Azul: Queen’s Garden

I also got to play the new Azul. Not Azul: Stained Glass of Sintra, or Azul: Summer Pavilion. This is the new new new Azul, titled Queen’s Garden. Michael Kiesling is a prolific designer, even before the advent of Azul. The Palaces of Carrara, Vikings, and Heaven & Ale are just naming a few of his credited designs outside of the Azul line.

In Azul: Queen’s Garden, players are trying to build the most beautiful garden. To do this, they will acquire tiles and garden extensions, then pay to play them onto their boards. Each round different aspects will be scored, and at the end of the game, the person with the most points is the winner.

Azul: Queen’s Garden invoked a lot of the same feelings as Calico by Kevin Russ and published by Flatout Games. All the tiles have a colour, and a pattern. When you take tiles from the centre into your personal reserve, you need to take either all of one colour, but differing patters, or all of one pattern, but differing colours. You cannot take identical tiles for love nor money. When you want to play tiles from your reserve into your garden, you must pay for them. Each tile cost is dictated by its pattern (which is also equal to the points it can generate at the end of the game). The tiles you pay with must come from your reserve, and they must match either the colour or pattern of the tile you want to place, again, you cannot use identical tiles for payment. The tile you’re placing counts towards paying for the cost. For example, The 3 cost blue butterfly token would require me to discard 2 other butterfly tokens from my reserve, or, two other blue tiles.

At the end of the game, if you’ve made a group of 3 or more tiles of the same colour or pattern, they’ll score victory points equal to what it cost to put them out.

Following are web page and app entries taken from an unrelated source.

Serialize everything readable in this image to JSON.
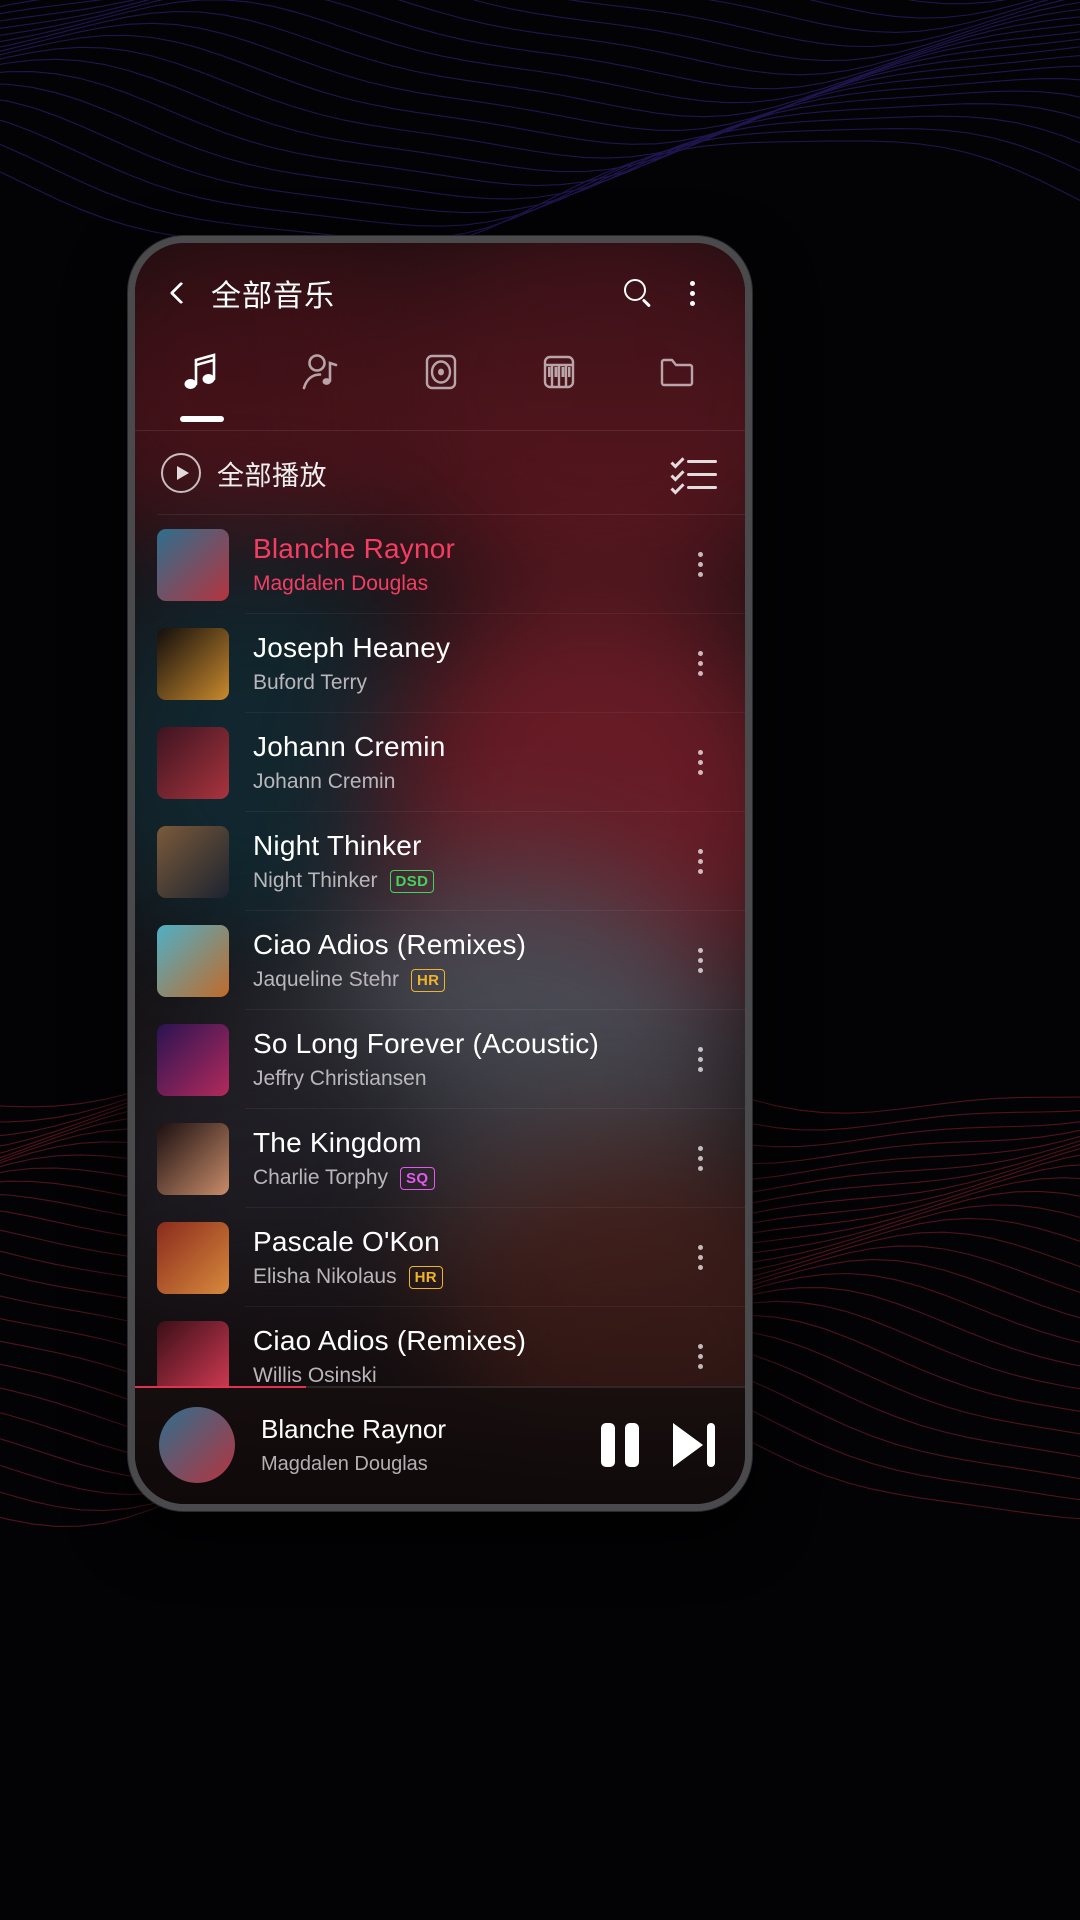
{
  "appbar": {
    "back_icon": "chevron-left-icon",
    "title": "全部音乐",
    "search_icon": "search-icon",
    "overflow_icon": "kebab-menu-icon"
  },
  "tabs": [
    {
      "id": "songs",
      "icon": "music-note-icon",
      "active": true
    },
    {
      "id": "artists",
      "icon": "artist-note-icon",
      "active": false
    },
    {
      "id": "albums",
      "icon": "album-disc-icon",
      "active": false
    },
    {
      "id": "genres",
      "icon": "piano-keys-icon",
      "active": false
    },
    {
      "id": "folders",
      "icon": "folder-icon",
      "active": false
    }
  ],
  "playall": {
    "icon": "play-circle-icon",
    "label": "全部播放",
    "multiselect_icon": "checklist-icon"
  },
  "tracks": [
    {
      "title": "Blanche Raynor",
      "artist": "Magdalen Douglas",
      "badge": "",
      "badge_color": "",
      "playing": true,
      "cover_from": "#2d6f8e",
      "cover_to": "#b5343f",
      "menu_icon": "kebab-menu-icon"
    },
    {
      "title": "Joseph Heaney",
      "artist": "Buford Terry",
      "badge": "",
      "badge_color": "",
      "playing": false,
      "cover_from": "#120d0c",
      "cover_to": "#c98a2e",
      "menu_icon": "kebab-menu-icon"
    },
    {
      "title": "Johann Cremin",
      "artist": "Johann Cremin",
      "badge": "",
      "badge_color": "",
      "playing": false,
      "cover_from": "#3c1420",
      "cover_to": "#a8343e",
      "menu_icon": "kebab-menu-icon"
    },
    {
      "title": "Night Thinker",
      "artist": "Night Thinker",
      "badge": "DSD",
      "badge_color": "#46d15e",
      "playing": false,
      "cover_from": "#7a5a3a",
      "cover_to": "#1d2330",
      "menu_icon": "kebab-menu-icon"
    },
    {
      "title": "Ciao Adios (Remixes)",
      "artist": "Jaqueline Stehr",
      "badge": "HR",
      "badge_color": "#f0b429",
      "playing": false,
      "cover_from": "#4fb0c6",
      "cover_to": "#c06a2a",
      "menu_icon": "kebab-menu-icon"
    },
    {
      "title": "So Long Forever (Acoustic)",
      "artist": "Jeffry Christiansen",
      "badge": "",
      "badge_color": "",
      "playing": false,
      "cover_from": "#2a1352",
      "cover_to": "#b32a5c",
      "menu_icon": "kebab-menu-icon"
    },
    {
      "title": "The Kingdom",
      "artist": "Charlie Torphy",
      "badge": "SQ",
      "badge_color": "#e457f0",
      "playing": false,
      "cover_from": "#1a0f10",
      "cover_to": "#c98c6a",
      "menu_icon": "kebab-menu-icon"
    },
    {
      "title": "Pascale O'Kon",
      "artist": "Elisha Nikolaus",
      "badge": "HR",
      "badge_color": "#f0b429",
      "playing": false,
      "cover_from": "#8a2b1d",
      "cover_to": "#d8893c",
      "menu_icon": "kebab-menu-icon"
    },
    {
      "title": "Ciao Adios (Remixes)",
      "artist": "Willis Osinski",
      "badge": "",
      "badge_color": "",
      "playing": false,
      "cover_from": "#3a0f18",
      "cover_to": "#d23a52",
      "menu_icon": "kebab-menu-icon"
    }
  ],
  "miniplayer": {
    "title": "Blanche Raynor",
    "artist": "Magdalen Douglas",
    "progress_percent": 28,
    "progress_color": "#e0324f",
    "pause_icon": "pause-icon",
    "next_icon": "next-track-icon",
    "cover_from": "#2d6f8e",
    "cover_to": "#b5343f"
  },
  "theme": {
    "accent": "#f43d62",
    "background": "#030305"
  }
}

Also, at the end of the game, any tiles remaining in your reserve score as negative points, which absolutely crippled one of the players at our table.

This is the most complex Azul game I’ve played so far, and it didn’t resonate with my group. It felt quite difficult to get the most expensive tiles out onto the board, as they require you have 5 other tiles that match the colour or pattern! Considering your reserve only has spaces for 14 tokens, it’s almost half your reserve being pitched into the bin to place a single 6 point tile. Now, if you can get it so that the 6 point tiles scores twice at the end-game, it can be incredibly lucrative. I managed to build an arboretum of all 6 colours of trees (which are worth one point each), and got some nice groupings of colours as well. The decisions were difficult to conceptualize, and it didn’t feel particularly satisfying. The luck required to play those big point tiles seems really intense, as you need to have a laser focus to getting them out onto the table.

In the end, we all agreed that we’d rather just play Calico or the classic Azul. I’ll keep playing the new Azul’s as they come out, but to this day, the original is by far my favourite one of the series.

Lost Cities: The Board Game

I’ve already talked about Lost Cities in depth, as it’s one of my favourite two player games. I’ve also played Lost Cities: Rivals, which has a bidding mechanic at its core. The allure of these spin-offs is the ability to play with more than two players. Lost Cities: The Board Game by Reiner Knizia, published in 2008 takes the ladder climbing gameplay of the two player classic, and expands it to four players. On each turn, players must play a card, either to their own supply, or to the common discard piles (one for each of the five colours)

I’m not as big a fan of this iteration as I am of the two player version. The tensions of the game are diluted with the much larger deck. There are multiples of the cards, and you can play the same number twice. It’s not impossible for you to exceed one of the tracks entirely, especially using the bonuses that you can pick up along the way.

Lost Cities: The Board Game is fine, it’s exactly what I want out of a board game café game. One that I was happy to try once, but will never feel the need or pull to play it again.